## What this task involves
Comb through the entries for "Уведомлять" and pull out each line that holds it.

## The data
Start of Block

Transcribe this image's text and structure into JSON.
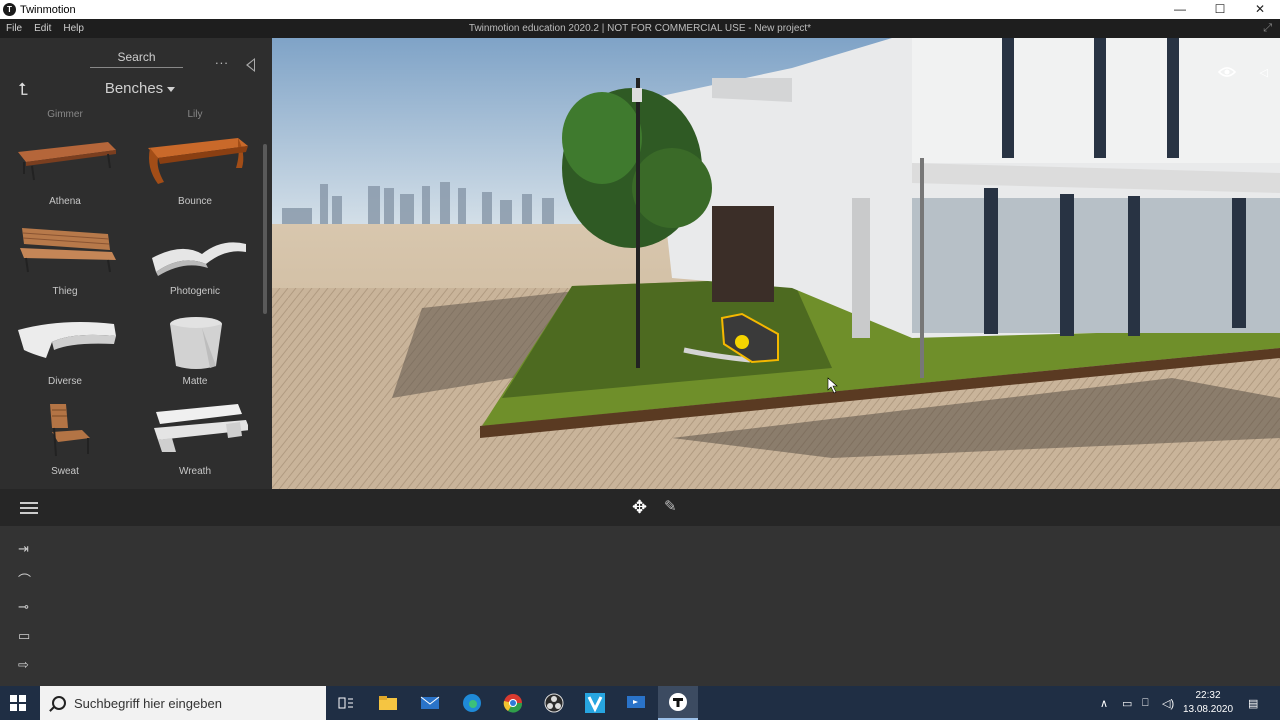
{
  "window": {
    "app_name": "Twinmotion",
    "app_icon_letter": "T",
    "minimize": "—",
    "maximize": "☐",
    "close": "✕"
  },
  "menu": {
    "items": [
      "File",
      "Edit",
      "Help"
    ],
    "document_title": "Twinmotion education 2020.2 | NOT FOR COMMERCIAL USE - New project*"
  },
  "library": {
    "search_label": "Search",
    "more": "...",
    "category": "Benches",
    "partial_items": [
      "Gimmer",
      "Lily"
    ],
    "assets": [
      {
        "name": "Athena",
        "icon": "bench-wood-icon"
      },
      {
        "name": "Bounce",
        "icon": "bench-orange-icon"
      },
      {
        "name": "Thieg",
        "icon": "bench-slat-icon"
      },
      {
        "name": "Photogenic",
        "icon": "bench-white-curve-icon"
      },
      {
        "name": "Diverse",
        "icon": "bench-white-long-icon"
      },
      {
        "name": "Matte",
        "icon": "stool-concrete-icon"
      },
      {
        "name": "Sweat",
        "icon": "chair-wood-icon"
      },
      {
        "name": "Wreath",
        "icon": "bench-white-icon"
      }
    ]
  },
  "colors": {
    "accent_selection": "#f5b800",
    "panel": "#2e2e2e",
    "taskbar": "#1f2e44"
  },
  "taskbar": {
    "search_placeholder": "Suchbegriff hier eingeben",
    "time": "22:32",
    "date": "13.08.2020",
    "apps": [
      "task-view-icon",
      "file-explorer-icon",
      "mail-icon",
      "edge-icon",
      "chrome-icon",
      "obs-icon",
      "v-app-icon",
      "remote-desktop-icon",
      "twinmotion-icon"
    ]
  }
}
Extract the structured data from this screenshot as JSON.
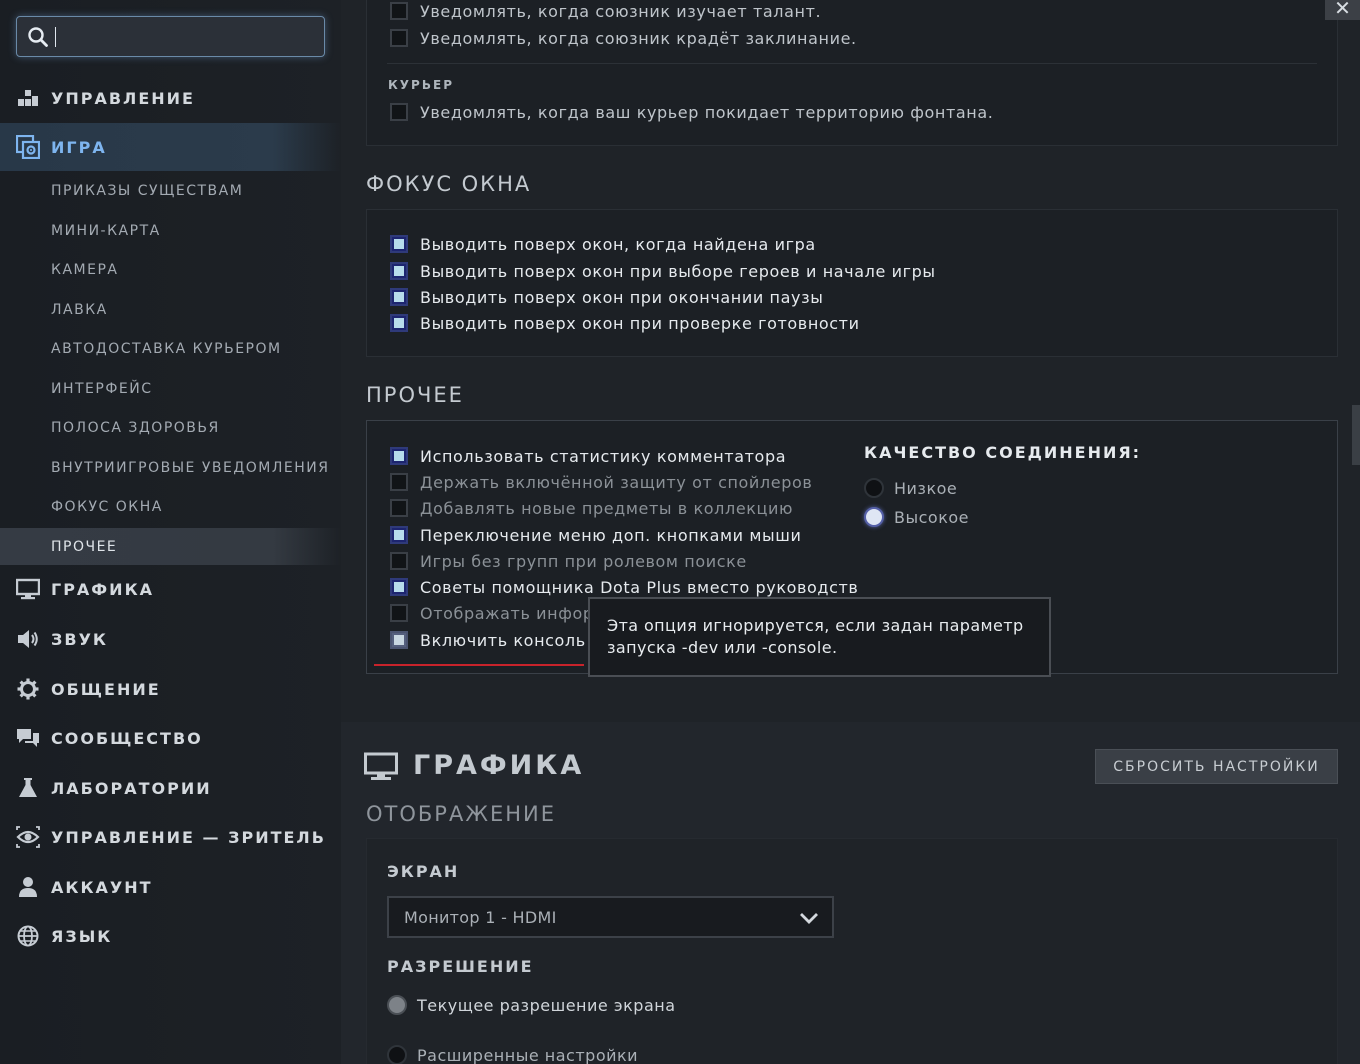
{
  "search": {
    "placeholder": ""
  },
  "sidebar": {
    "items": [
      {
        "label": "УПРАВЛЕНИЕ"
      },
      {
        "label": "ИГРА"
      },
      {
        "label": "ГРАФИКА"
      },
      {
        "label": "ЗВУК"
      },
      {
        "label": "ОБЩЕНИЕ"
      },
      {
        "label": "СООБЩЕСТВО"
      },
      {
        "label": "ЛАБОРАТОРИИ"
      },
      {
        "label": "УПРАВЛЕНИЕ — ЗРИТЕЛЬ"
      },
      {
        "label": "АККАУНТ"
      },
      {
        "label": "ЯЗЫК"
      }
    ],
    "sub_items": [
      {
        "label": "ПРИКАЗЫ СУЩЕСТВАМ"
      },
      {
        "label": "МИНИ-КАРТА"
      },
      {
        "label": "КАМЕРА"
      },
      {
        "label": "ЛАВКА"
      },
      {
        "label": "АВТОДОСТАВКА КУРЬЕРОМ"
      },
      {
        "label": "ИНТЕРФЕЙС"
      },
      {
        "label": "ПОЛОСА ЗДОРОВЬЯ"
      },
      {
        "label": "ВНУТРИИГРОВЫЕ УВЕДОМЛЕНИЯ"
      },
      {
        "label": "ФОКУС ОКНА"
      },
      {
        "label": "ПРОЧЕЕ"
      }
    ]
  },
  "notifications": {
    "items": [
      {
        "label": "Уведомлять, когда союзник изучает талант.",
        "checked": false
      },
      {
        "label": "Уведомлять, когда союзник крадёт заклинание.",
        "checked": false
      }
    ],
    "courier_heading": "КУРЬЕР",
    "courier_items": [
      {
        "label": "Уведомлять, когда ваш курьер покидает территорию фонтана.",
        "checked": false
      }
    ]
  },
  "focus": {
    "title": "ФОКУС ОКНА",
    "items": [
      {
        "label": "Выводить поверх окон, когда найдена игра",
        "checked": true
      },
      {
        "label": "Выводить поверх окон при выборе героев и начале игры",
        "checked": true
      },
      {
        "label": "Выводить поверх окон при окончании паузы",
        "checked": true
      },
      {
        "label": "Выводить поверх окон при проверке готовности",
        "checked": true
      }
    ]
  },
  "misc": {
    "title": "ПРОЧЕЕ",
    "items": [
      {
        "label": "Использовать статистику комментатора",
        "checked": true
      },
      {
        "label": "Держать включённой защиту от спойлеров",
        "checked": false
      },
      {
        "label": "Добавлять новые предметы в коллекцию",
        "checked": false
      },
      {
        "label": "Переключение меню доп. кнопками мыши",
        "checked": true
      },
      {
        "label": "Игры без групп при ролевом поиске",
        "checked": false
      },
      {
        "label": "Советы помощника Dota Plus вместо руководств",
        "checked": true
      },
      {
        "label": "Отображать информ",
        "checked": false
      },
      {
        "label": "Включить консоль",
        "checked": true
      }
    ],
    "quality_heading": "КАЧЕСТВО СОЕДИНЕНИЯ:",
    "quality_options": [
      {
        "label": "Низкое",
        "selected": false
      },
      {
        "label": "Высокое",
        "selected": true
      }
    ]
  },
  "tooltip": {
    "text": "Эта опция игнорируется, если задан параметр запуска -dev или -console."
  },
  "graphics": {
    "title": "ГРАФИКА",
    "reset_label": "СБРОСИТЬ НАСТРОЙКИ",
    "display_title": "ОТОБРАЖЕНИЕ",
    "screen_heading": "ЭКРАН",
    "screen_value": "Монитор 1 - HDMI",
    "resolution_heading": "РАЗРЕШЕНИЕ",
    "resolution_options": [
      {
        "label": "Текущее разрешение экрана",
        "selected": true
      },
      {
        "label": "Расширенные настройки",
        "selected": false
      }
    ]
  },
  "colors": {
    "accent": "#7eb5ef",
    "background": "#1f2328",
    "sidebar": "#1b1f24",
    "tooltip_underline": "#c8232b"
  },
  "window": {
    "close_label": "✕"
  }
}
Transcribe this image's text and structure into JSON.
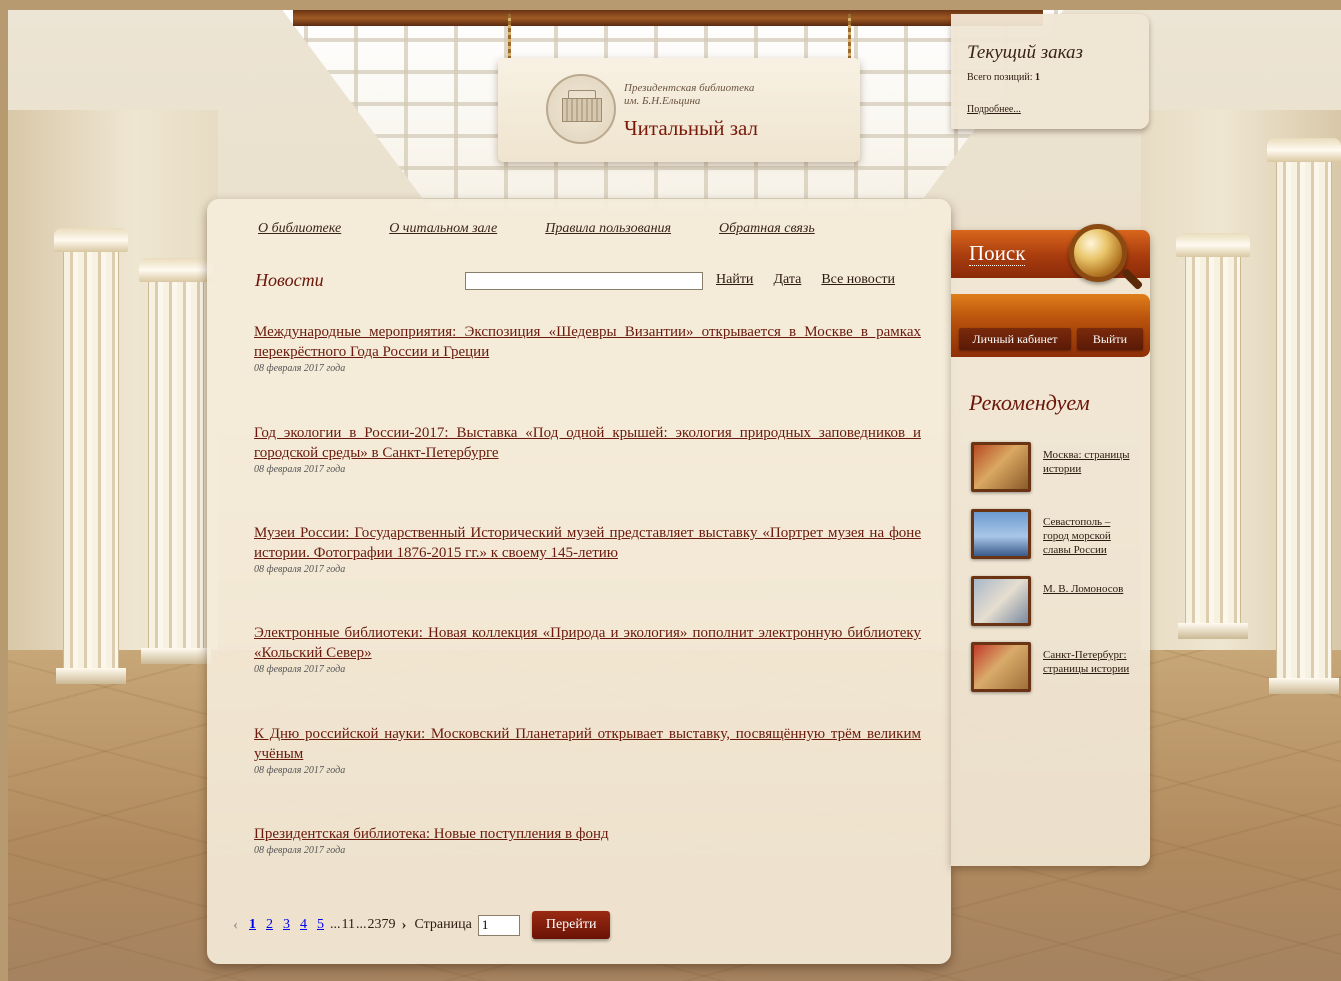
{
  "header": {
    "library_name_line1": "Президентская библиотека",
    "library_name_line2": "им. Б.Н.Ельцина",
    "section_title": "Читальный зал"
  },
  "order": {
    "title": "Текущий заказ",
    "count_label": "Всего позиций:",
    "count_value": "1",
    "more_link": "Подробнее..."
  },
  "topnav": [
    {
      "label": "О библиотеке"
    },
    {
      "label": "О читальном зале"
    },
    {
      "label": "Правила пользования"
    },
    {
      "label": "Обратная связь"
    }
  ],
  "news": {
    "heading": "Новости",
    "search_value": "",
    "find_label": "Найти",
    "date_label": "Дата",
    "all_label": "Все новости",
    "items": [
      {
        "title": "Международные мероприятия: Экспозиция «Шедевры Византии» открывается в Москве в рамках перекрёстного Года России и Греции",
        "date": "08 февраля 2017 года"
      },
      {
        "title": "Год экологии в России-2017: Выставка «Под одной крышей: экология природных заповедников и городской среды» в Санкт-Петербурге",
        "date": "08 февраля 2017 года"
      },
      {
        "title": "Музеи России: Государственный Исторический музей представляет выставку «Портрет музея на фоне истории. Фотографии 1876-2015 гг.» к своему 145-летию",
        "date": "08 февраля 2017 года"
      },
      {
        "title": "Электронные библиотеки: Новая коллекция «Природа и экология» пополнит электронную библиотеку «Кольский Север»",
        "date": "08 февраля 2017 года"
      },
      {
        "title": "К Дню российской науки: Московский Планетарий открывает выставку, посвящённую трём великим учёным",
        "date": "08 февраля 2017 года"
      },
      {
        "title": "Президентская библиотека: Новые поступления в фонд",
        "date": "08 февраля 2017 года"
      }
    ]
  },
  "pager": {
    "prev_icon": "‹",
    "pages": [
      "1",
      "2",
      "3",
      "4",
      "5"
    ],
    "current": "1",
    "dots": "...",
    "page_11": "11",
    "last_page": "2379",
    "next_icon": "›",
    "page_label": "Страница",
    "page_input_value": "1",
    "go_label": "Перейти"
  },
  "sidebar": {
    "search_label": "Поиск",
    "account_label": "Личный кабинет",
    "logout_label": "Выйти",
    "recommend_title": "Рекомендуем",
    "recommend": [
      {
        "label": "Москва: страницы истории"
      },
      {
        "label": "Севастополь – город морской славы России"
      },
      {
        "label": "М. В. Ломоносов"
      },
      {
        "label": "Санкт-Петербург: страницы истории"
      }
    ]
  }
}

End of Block

## Output for this exercise
        "label": "Уведомлять, когда союзник изучает талант.",
        "label": "Уведомлять, когда союзник крадёт заклинание.",
        "label": "Уведомлять, когда ваш курьер покидает территорию фонтана.",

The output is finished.